Free Play on Slots versus Free Bets at Craps

If you’re old enough you may remember back when casinos courted table games players and pretty much ignored slot players. Slots were there for table games players’ wives to occupy themselves on while the real action ran through the pit, and craps was the king of the table games. Funny how the casinos’ opinions have changed through the years.

There was a time when I got covered up with Free Bet table game coupons. But these days those coupons read “Free Play” instead of “Free Bet.” And if you haven’t noticed, many of those Free Play coupons can be fed right into the bill acceptor on your favorite slot machine.

Back in the good old days if low-rollers received any sort of “free cash” from the casino it was in the form of gas money or cab fare. Back then, table games had hosts and floor staff that greeted customers and knew most of the mid-to-high rollers by name. Slot players, on the other hand, were pretty much an unknown – and under appreciated element. There was no way to keep up with slot play like there was table games play. So the table game players were rewarded with air fare, free shows, meals, golf and many other luxuries through their actual or theoretical losses. Slot players, on the other hand, had to beg for a free or discounted buffet, and needed a casino employee to vouch that they had, in fact, played for several hours on a dollar machine to get even that much. Then two things came together that started us down the path to Free Play – technology and casino marketing.

Enter the players club. The concept was simple. The casino marketing folks wanted your personal information so they could entice you into returning to their property to lose more of your hard-earned money. By providing that information to them you not only give them your name and address – you give them the ability to track and evaluate your play. Heck, we even go out of our way to make sure they have us on the clock when we’re playing table games.

When the first player’s club booth opened, however, it was largely ignored by most players. When asked to sign up for a card the players asked, “What’s in it for me?” They were told that they would earn points toward meals, rooms and such. The response? “I really don’t want anyone knowing how much I play.’ There was little or no perceived value in joining the club – so players declined the offer in droves. The casino’s response was two-fold. The casinos started offering “gifts” to players who signed up – a deck of cards, a ball cap, a tee shirt, a half-price buffet – anything of nominal value to encourage players to stand in line and give up their information. And they also introduced “cash back.”

Well, over the course of the years technology improved. Marketing departments were able to determine which players – and which machines – churned out the most profit. Players gravitated toward bonus level machines and there was a gradual migration from dollar slots to nickel machines. A typical dollar slot took $3 in max coin per pull versus $2.25 for max coin on a nickel machine. But the dollar slot only held 3% while the nickel machine held 7%. Do the math. That’s an extra nickel a pull dropping to the casino’s bottom line – which is why you see slot carousels filled with penny and nickel slots these days.

One of the other reasons nickel machines became popular was what we’ll call “face” time with the machine. Players felt their action went farther with the lower denomination machines.

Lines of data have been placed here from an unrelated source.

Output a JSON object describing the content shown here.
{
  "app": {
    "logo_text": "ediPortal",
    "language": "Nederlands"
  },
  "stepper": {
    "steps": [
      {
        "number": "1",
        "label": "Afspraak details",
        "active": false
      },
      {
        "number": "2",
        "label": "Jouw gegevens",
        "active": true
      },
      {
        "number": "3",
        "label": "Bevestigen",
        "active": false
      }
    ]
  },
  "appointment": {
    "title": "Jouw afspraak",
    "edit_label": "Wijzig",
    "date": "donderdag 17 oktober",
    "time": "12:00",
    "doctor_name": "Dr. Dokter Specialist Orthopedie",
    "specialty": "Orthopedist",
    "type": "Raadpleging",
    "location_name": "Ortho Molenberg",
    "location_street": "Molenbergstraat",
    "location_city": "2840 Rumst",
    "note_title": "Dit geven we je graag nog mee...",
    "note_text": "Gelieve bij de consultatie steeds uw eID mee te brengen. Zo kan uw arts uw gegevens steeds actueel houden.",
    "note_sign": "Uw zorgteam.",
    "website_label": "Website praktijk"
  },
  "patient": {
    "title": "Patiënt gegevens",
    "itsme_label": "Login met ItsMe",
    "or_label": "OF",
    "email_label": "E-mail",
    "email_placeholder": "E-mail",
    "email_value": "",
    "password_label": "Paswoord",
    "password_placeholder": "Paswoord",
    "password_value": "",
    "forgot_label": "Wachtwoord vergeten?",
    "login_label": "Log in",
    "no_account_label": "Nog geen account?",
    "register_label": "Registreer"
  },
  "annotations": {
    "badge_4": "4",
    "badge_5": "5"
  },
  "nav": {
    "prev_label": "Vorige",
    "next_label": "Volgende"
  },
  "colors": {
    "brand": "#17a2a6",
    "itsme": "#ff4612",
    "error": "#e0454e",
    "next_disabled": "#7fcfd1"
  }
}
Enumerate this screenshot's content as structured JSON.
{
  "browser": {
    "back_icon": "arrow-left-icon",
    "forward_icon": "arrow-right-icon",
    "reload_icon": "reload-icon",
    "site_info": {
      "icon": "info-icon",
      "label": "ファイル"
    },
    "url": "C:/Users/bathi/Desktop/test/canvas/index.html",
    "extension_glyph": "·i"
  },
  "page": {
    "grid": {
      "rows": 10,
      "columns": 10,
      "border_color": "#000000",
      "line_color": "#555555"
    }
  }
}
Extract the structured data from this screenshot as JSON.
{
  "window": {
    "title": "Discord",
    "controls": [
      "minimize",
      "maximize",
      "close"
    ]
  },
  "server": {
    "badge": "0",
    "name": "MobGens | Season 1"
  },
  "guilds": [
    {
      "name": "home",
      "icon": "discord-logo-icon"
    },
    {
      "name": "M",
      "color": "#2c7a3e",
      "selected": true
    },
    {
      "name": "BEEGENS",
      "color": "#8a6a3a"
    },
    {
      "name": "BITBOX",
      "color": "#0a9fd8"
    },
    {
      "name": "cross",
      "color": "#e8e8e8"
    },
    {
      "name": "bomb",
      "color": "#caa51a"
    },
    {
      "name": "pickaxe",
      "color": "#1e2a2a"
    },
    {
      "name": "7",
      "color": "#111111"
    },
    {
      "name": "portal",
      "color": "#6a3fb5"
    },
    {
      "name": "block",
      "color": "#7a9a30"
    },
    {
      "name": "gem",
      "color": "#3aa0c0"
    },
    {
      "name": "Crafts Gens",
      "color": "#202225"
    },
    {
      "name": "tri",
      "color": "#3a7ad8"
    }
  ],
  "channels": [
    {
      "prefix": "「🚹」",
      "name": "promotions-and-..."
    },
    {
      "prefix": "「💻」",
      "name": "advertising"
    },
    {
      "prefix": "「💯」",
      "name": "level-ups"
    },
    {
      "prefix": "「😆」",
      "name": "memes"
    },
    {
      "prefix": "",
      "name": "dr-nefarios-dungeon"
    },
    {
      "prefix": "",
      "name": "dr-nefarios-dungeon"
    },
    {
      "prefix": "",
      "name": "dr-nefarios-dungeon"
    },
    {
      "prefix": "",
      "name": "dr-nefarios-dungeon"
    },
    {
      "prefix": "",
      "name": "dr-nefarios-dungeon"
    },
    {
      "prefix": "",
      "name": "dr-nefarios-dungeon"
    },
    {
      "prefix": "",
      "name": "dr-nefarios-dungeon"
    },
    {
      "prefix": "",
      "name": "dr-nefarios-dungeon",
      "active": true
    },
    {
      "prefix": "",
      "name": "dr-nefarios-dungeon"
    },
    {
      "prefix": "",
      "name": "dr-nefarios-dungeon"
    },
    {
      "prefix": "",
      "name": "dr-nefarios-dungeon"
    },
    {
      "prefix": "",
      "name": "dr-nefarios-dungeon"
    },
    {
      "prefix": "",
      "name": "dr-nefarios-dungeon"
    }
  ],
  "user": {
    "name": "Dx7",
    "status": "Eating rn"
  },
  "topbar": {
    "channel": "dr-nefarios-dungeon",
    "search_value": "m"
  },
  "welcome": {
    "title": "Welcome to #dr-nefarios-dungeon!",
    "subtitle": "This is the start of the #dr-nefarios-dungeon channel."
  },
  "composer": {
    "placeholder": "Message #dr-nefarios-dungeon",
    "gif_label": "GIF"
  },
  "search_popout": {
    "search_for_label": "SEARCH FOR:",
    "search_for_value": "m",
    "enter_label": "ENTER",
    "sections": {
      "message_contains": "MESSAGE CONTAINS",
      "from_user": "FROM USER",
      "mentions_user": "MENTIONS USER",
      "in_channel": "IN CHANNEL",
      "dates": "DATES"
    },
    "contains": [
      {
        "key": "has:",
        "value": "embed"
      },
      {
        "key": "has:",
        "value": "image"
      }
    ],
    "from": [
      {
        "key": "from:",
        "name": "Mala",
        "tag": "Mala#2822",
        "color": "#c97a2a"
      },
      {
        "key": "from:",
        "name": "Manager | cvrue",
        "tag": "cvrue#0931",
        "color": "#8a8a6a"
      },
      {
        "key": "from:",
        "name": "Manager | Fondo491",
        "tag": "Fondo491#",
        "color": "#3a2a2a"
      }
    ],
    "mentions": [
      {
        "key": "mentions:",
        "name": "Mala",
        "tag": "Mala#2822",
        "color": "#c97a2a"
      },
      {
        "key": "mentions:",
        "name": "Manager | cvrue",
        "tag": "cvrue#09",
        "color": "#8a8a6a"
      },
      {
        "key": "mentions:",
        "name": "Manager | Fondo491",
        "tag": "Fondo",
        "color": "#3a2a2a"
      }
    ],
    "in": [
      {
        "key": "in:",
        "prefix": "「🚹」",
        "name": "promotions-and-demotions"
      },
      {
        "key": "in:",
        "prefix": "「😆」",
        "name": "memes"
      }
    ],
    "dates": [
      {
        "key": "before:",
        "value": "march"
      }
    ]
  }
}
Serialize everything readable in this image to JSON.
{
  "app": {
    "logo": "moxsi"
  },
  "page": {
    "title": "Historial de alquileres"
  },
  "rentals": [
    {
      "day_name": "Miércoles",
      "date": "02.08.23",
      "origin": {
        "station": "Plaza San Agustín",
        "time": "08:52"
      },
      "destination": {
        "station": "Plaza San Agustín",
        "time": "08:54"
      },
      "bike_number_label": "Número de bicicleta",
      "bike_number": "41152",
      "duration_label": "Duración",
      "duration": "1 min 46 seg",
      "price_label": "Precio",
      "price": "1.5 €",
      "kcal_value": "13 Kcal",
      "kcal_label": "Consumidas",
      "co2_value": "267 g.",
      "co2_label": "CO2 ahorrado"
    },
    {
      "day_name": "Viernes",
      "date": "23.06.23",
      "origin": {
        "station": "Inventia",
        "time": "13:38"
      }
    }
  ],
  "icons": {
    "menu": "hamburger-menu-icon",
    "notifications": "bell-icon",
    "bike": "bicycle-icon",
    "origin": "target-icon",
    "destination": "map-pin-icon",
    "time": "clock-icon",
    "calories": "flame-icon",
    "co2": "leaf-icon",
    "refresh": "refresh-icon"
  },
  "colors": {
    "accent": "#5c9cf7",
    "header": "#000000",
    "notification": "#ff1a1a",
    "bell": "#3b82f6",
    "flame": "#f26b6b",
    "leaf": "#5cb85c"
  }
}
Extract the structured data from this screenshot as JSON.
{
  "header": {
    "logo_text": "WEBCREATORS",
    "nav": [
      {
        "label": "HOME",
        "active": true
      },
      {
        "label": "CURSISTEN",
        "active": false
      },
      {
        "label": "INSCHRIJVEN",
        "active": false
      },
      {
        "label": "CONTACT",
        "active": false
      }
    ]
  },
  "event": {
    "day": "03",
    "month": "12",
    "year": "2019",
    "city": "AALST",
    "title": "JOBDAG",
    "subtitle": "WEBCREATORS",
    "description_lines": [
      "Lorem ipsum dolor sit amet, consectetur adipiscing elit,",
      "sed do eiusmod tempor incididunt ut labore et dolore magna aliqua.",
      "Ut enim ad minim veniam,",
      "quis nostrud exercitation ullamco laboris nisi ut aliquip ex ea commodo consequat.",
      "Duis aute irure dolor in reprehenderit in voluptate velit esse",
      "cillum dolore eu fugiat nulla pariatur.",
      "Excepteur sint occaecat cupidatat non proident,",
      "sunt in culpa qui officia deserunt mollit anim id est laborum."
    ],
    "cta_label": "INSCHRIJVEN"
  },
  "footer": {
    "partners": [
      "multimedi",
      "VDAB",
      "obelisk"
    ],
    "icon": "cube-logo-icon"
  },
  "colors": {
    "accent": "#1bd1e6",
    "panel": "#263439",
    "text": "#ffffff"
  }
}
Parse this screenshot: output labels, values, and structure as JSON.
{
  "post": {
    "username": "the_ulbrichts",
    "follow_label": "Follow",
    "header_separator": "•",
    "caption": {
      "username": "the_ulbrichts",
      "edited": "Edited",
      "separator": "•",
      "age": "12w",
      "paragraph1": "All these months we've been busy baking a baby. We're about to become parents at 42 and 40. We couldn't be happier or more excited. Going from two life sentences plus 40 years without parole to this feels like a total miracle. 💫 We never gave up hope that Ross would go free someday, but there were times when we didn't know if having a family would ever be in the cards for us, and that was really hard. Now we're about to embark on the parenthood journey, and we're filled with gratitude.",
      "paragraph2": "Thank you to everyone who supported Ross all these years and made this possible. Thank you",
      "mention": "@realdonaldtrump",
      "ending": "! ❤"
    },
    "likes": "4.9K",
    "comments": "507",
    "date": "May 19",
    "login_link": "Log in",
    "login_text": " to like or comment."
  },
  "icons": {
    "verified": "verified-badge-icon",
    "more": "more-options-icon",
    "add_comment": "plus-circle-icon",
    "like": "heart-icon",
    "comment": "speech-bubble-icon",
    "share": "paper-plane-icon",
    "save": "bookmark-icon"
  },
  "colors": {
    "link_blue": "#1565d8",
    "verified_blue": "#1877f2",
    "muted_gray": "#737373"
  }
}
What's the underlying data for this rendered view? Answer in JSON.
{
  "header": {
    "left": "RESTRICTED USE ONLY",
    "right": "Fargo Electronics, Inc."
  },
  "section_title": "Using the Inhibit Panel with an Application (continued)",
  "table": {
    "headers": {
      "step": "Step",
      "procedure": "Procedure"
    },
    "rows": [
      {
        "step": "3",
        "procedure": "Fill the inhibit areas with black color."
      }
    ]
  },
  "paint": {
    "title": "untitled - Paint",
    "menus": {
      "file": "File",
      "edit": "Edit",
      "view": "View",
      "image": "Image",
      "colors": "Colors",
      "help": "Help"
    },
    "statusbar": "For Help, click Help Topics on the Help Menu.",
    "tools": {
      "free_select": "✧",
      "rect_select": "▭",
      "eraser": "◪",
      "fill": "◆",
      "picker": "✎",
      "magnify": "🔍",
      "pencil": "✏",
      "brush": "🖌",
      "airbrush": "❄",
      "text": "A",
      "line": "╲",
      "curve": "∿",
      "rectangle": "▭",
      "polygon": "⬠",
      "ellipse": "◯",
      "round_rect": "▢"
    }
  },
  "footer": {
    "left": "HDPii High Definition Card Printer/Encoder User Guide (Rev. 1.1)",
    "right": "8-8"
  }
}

And that is one of the driving forces behind the Free Play coupons of today. The customer can sit down in front of their favorite slot, feed the coupon in to the bill feeder and get an additional five or ten minutes of play – often without adding any of his own money to the pot. In fact, many of the machines give you credit for additional coin-in when using Free Play – even though you’re playing on the casino’s nickel and not your own.

Another plus from the casinos’ point of view is that Free Play coupons don’t require human interaction like the old Free Coin coupons you used to get. The old school coupons had to be cashed at the cage – which was labor intensive. Before ticket-in/ticket-out machines this often involved handling coins, which even in their rolled form are labor intensive. One more thing in the casino’s favor. The Free Play coupons allow the casino to take advantage of a tax break on slot revenue. Free Play does not count as revenue for tax purposes – and since it’s really marketing money it can be deducted 100% from slot revenue before that is taxed. And that is the real reason behind Free Play.